PROVIDED ENTRIES START

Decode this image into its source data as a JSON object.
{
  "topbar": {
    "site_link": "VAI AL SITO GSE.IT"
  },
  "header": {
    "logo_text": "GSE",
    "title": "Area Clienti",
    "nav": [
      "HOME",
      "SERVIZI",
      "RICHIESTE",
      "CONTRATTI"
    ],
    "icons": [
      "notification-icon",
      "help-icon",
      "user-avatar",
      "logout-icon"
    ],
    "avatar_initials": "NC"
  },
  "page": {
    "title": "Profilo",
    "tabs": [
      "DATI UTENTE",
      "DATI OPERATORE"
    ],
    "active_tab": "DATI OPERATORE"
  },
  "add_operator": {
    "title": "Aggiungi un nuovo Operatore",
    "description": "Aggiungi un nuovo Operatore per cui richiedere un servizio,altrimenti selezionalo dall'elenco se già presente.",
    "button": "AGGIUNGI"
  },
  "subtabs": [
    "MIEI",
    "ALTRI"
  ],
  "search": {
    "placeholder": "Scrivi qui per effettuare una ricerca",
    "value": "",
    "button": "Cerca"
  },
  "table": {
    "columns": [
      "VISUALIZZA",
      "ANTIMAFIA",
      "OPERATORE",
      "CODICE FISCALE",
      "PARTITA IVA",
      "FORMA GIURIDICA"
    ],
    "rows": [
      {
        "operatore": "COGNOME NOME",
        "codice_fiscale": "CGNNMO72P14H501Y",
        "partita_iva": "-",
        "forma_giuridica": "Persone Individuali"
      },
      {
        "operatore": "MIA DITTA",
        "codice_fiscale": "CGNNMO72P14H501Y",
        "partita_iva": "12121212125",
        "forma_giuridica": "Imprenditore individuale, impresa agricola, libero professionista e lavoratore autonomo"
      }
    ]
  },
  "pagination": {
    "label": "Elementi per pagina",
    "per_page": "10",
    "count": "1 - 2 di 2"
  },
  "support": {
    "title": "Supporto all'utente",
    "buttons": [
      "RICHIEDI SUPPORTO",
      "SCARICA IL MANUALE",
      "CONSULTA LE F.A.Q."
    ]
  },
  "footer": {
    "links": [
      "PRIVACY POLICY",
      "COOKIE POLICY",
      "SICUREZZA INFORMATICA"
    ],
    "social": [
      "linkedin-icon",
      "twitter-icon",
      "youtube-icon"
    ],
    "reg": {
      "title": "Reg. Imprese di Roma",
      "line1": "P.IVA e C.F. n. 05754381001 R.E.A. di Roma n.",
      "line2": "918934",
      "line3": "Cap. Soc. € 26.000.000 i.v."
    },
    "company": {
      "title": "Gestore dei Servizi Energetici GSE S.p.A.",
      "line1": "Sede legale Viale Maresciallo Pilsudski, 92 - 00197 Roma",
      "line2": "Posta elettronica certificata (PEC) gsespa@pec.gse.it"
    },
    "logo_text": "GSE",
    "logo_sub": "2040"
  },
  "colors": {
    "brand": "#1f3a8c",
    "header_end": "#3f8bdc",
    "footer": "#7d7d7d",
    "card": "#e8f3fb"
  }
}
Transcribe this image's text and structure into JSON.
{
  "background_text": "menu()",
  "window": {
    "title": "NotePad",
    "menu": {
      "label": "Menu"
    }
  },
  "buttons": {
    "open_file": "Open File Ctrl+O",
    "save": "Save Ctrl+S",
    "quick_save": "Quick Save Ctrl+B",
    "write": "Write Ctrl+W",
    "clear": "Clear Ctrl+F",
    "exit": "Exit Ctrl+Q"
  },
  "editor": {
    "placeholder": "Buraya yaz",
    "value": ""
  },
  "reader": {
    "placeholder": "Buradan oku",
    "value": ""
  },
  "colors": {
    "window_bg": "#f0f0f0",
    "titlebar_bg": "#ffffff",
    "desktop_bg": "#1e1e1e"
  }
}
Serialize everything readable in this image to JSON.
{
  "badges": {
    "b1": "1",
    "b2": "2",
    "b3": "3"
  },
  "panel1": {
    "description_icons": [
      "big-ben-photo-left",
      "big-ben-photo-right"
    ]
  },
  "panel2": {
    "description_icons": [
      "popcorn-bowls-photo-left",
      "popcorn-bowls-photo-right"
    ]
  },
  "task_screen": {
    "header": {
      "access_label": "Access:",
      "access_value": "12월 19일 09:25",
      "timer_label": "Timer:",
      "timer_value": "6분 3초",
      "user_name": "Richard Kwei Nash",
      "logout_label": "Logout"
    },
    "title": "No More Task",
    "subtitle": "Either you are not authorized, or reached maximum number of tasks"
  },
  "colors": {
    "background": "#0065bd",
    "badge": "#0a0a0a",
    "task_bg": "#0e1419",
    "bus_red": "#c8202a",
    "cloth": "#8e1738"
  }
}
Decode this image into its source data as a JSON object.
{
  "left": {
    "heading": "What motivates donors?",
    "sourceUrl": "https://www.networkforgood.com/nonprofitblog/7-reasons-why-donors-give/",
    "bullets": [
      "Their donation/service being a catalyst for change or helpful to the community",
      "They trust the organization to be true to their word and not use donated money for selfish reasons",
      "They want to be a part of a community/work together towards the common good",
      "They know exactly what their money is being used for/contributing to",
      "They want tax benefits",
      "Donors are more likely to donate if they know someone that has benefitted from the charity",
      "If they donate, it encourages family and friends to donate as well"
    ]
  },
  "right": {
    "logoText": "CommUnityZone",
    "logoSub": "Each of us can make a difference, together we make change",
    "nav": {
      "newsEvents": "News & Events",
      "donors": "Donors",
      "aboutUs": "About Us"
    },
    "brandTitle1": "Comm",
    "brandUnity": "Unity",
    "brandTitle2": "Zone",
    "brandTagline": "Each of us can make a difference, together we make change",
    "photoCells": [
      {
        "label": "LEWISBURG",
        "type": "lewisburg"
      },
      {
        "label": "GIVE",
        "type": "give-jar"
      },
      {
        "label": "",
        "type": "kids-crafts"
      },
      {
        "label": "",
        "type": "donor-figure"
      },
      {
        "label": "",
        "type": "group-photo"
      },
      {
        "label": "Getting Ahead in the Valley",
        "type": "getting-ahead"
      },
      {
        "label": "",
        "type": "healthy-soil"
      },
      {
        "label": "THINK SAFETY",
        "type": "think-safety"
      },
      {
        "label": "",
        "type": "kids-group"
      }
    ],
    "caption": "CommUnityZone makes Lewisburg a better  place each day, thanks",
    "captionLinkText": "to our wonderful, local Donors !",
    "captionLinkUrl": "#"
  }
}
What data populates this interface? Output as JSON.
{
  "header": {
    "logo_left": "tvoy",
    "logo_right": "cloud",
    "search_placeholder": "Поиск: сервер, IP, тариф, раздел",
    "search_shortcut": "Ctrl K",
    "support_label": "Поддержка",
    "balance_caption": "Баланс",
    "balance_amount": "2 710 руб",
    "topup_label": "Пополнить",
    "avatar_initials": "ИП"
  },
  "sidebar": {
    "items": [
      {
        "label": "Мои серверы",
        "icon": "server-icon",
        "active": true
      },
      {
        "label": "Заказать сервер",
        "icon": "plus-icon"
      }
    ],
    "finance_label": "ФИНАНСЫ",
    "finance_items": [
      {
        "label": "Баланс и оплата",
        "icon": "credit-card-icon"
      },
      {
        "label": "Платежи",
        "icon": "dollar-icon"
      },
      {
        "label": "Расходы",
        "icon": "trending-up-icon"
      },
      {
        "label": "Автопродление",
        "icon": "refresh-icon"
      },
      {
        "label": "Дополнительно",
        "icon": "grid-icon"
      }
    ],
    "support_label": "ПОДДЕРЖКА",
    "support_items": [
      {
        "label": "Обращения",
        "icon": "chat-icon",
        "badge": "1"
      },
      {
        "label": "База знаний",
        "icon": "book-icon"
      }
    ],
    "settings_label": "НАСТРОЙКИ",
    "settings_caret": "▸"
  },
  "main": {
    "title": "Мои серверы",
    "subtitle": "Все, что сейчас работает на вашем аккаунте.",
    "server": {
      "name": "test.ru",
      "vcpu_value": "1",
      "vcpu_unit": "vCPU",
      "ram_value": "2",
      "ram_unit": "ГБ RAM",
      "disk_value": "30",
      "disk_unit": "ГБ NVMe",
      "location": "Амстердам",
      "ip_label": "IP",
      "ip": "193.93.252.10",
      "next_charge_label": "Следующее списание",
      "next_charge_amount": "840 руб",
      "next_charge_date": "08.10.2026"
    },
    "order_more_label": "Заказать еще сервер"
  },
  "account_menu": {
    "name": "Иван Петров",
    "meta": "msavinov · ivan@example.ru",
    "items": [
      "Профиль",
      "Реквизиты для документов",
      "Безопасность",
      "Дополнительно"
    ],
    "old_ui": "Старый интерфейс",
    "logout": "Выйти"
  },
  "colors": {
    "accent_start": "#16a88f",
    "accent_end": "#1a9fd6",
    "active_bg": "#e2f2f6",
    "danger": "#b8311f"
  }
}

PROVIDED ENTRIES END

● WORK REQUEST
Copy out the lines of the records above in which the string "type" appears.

● TASK OUTPUT
        "type": "lewisburg"
        "type": "give-jar"
        "type": "kids-crafts"
        "type": "donor-figure"
        "type": "group-photo"
        "type": "getting-ahead"
        "type": "healthy-soil"
        "type": "think-safety"
        "type": "kids-group"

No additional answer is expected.